* ABOUT THIS EXERCISE:
Set down all of the entries precisely as they were written.

Component data from apps and pages:

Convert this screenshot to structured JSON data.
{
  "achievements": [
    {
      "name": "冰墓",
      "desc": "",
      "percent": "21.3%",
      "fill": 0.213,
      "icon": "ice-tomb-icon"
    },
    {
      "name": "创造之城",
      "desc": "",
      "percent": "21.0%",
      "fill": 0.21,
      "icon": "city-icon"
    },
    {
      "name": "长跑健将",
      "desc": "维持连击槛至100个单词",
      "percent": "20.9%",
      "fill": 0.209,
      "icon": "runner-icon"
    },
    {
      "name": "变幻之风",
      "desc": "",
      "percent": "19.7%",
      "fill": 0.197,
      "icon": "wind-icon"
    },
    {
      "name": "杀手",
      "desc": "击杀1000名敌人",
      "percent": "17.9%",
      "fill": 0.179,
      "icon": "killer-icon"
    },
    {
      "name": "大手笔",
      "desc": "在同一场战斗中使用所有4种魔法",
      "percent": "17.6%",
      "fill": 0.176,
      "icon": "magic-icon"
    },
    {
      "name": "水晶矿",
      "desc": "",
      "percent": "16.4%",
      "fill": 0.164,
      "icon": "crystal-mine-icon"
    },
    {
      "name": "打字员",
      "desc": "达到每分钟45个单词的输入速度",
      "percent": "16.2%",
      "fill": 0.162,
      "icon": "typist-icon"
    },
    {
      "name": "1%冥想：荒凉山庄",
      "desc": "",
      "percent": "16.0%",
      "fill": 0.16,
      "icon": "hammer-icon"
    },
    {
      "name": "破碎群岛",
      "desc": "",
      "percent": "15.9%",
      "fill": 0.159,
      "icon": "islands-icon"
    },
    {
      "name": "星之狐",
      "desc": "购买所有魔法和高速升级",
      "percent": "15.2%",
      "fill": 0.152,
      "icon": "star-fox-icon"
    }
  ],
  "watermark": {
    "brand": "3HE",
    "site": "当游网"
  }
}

* ANSWER TO THIS TASK:
Convert this screenshot to structured JSON data.
{
  "achievements": [
    {
      "name": "冰墓",
      "desc": "",
      "percent": "21.3%",
      "fill": 0.213,
      "icon": "ice-tomb-icon"
    },
    {
      "name": "创造之城",
      "desc": "",
      "percent": "21.0%",
      "fill": 0.21,
      "icon": "city-icon"
    },
    {
      "name": "长跑健将",
      "desc": "维持连击槛至100个单词",
      "percent": "20.9%",
      "fill": 0.209,
      "icon": "runner-icon"
    },
    {
      "name": "变幻之风",
      "desc": "",
      "percent": "19.7%",
      "fill": 0.197,
      "icon": "wind-icon"
    },
    {
      "name": "杀手",
      "desc": "击杀1000名敌人",
      "percent": "17.9%",
      "fill": 0.179,
      "icon": "killer-icon"
    },
    {
      "name": "大手笔",
      "desc": "在同一场战斗中使用所有4种魔法",
      "percent": "17.6%",
      "fill": 0.176,
      "icon": "magic-icon"
    },
    {
      "name": "水晶矿",
      "desc": "",
      "percent": "16.4%",
      "fill": 0.164,
      "icon": "crystal-mine-icon"
    },
    {
      "name": "打字员",
      "desc": "达到每分钟45个单词的输入速度",
      "percent": "16.2%",
      "fill": 0.162,
      "icon": "typist-icon"
    },
    {
      "name": "1%冥想：荒凉山庄",
      "desc": "",
      "percent": "16.0%",
      "fill": 0.16,
      "icon": "hammer-icon"
    },
    {
      "name": "破碎群岛",
      "desc": "",
      "percent": "15.9%",
      "fill": 0.159,
      "icon": "islands-icon"
    },
    {
      "name": "星之狐",
      "desc": "购买所有魔法和高速升级",
      "percent": "15.2%",
      "fill": 0.152,
      "icon": "star-fox-icon"
    }
  ],
  "watermark": {
    "brand": "3HE",
    "site": "当游网"
  }
}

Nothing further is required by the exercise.